How Right at Home Can Help

Right at Home offers a wide range of homemaking/companion care services that can help promote healthy living and well-being through social interaction. Our screened and trained professional caregivers can provide services ranging from nutritious meal preparation and light housekeeping to help with hygiene and dressing. Use our office locator to find the nearest office and ask about a FREE in-home consultation.

Interested in receiving ongoing tips, information, and advice about caring for your aging loved one? Sign up for our monthly e-newsletter.

Right at Home house logo
Right at Home offers in-home care to seniors and adults with disabilities who want to live independently. Most Right at Home offices are independently owned and operated, and directly employ and supervise all caregiving staff.

Related Articles

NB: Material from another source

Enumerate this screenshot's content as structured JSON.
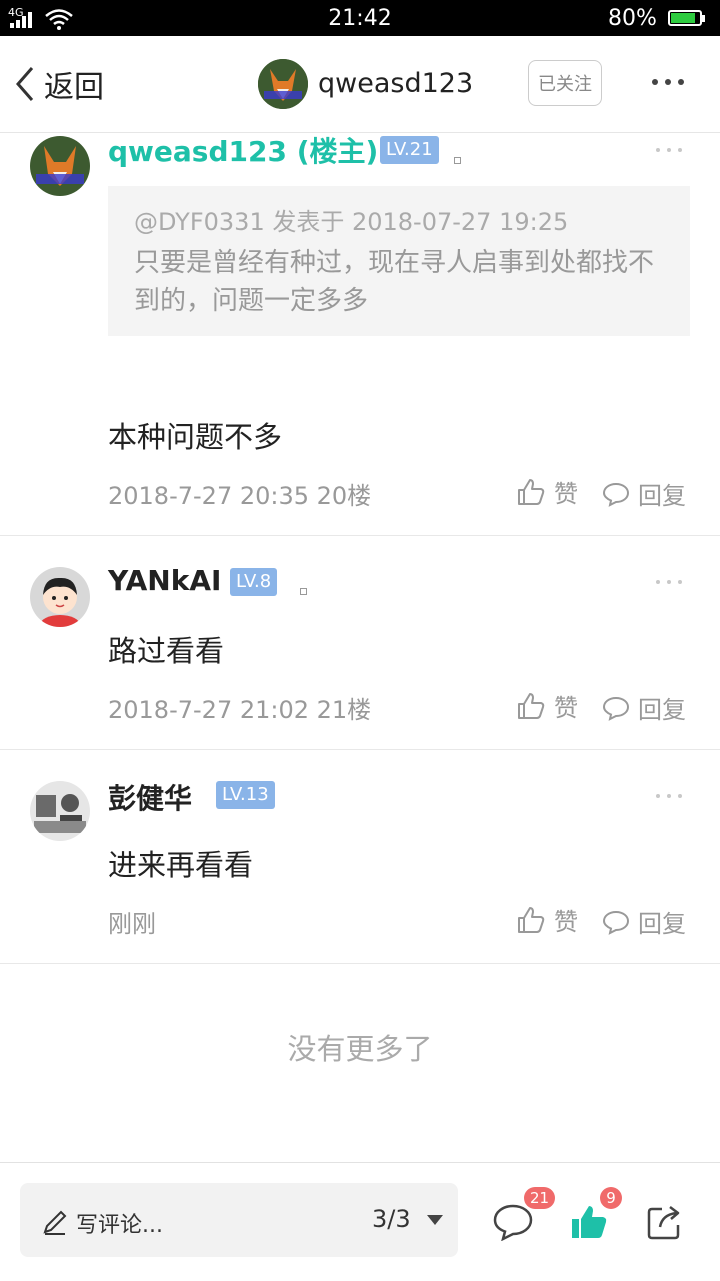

Four senior men and a male right at home caregiver sitting at a table in a coffee shop chatting
Combating Senior Isolation and Loneliness
There are many reasons one might feel lonely and isolated, but for seniors, it can be compounded by health issues and loss of mobility. Here are ways to try to increase socialization.
Read more
senior looking sad and lonely
Loneliness and Isolation in the Elderly: Prevention Tips
Senior loneliness and isolation is an epidemic and a significant health concern. Here are tips to help your elderly loved one engage with others.
Read more
Fresh Ways To Send Loneliness Packing
Senior loneliness and isolation can lead to physical and mental health problems. Here are some ideas to combat it that you might not have considered.
Read more

Need help right now? Call us anytime at

(877) 697-7537